In a letter to the editor, Jersey City resident Ricardo Luis Rojas states his case as to why in New Jersey, insurrectionists aren’t the only threat to democracy.
A year ago, right-wing insurrectionists overran the Capitol seeking to undermine and overthrow democracy. If you’re a regular New York Times or Washington Post reader, I wouldn’t blame you for believing democratic backsliding is a solely right-wing illness.
After all, Democrats want to pass a new voting rights act and to condemn the insurrectionists. But here in New Jersey, destroying democratic norms is a bipartisan collaboration.
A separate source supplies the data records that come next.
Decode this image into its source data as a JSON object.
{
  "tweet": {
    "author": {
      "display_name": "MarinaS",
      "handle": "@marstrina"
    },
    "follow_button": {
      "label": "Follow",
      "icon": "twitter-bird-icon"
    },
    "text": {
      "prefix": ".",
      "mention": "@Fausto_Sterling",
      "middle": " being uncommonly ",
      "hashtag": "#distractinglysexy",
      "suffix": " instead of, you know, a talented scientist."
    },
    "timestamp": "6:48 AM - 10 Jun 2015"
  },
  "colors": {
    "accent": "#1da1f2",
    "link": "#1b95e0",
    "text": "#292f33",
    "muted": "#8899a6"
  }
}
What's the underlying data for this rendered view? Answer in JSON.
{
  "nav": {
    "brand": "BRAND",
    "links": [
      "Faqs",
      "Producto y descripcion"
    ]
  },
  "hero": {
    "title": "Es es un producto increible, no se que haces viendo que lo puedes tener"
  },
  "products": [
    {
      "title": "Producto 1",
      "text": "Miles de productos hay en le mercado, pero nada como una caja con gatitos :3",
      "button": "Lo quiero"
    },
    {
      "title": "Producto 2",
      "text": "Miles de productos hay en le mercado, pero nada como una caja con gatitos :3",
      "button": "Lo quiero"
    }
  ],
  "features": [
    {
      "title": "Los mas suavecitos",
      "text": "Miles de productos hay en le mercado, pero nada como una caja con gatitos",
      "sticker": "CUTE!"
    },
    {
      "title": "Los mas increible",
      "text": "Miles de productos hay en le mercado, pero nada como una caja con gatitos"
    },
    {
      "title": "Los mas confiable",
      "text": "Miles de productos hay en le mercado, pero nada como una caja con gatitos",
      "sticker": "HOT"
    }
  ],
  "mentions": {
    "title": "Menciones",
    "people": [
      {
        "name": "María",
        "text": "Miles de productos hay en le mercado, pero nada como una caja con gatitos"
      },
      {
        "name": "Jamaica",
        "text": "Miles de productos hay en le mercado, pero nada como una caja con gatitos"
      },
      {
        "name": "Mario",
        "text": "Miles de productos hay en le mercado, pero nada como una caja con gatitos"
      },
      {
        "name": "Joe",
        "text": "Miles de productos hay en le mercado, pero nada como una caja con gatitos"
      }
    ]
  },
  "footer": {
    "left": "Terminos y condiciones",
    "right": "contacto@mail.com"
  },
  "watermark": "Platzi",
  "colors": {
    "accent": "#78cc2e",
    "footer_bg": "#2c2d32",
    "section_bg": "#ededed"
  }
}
The coronation of Robert Menendez, Jr. is the conservative Democratic establishment’s latest display of craven disregard and disdain for democracy: a person with no qualifications for federal office magically locked up the support of every establishment politician in the state and was given the Line before even announcing their candidacy, before even releasing the bullet points of their platform.
Yet, Menendez Jr. is only the most extreme example. New Jersey is an aristocracy.
Here nepotism is an integral part of the political establishment from the governor’s mansion down to the lowest county committee seat.
How can New Jersey’s Democrats condemn Trump’s sins when they actively enable not just the Menendezes, but also the DeGises, Vainieris, Norcrosses, Paynes, and more?
Unlike Menendez Jr., I am the son of a Cuban political refugee who fled Castro’s persecution. Abuelo Luis y Abuela Gladys didn’t have the luxury of evading the revolution years before Castro paraded through Havana.
While my father languished in jail for his political dissidence, Menendez Sr. was double-dipping as mayor of Union City and the 33rd district’s state senator.
My father came to Union City to earn an honest living for his family, to give me a better life than was possible for him. When he came to this country with only a change of clothes and a toothbrush, he believed he was stepping onto democratic soil.
To our great disappointment, New Jersey’s political culture looks like Cuba’s: where power passes between blood relations, where the children of politicians live in extravagance while enriching themselves off the misery of the working class, where the theatre of democracy is used to legitimize corruption.
Papi went to prison for daring to utter “Abajo con Fidel! Abajo con el comunismo! (Down with Fidel! Down with communism!),” but my cry for justice is “Down with nepotism! Down with aristocracy!”
We Latin people know nepotism’s stench because it’s a prevailing part of politics in our countries of origin. We saw first-hand how nepotism erodes trust in democratic institutions. We believed things were different here.
We were told in the United States there was respect for democracy and institutions. Each shady backroom stunt is a nail in the coffin of our democracy because nepotism is a betrayal of the promise of America.
The conservative Democratic establishment will try to mask the smell of their corruption with an aesthetic of democracy, progress, or social justice, but their words ring hollow next to their actions.
Nonetheless, in the face of this evil I gain strength from my faith. According to Christian tradition, Jesus Christ’s promise is salvation: that the rich will be sent away empty and the meek will inherit the earth.
In His time, like ours, wealthy, well-connected families used their power to exploit the poor; they were the moneychangers who defiled God’s house.
Today’s moneychangers defile the people’s house, and we should follow Christ’s example to turn over their tables and drive out the corrupt families who exploit us.
As we confront the modern aristocracy’s drive to slow and co-opt society’s progress to their own selfish ends, we progressives will never give up the fight for workers, the poor, the sick, the houseless, the immigrant, the marginalized, and the downtrodden.
I have faith that the moral arc of history bends towards justice for “Blessed are those who hunger and thirst for righteousness, for they will be satisfied.”
Ricardo Luis Rojas Estrada
Ricardo is a progressive organizer from Union City currently residing in Jersey City.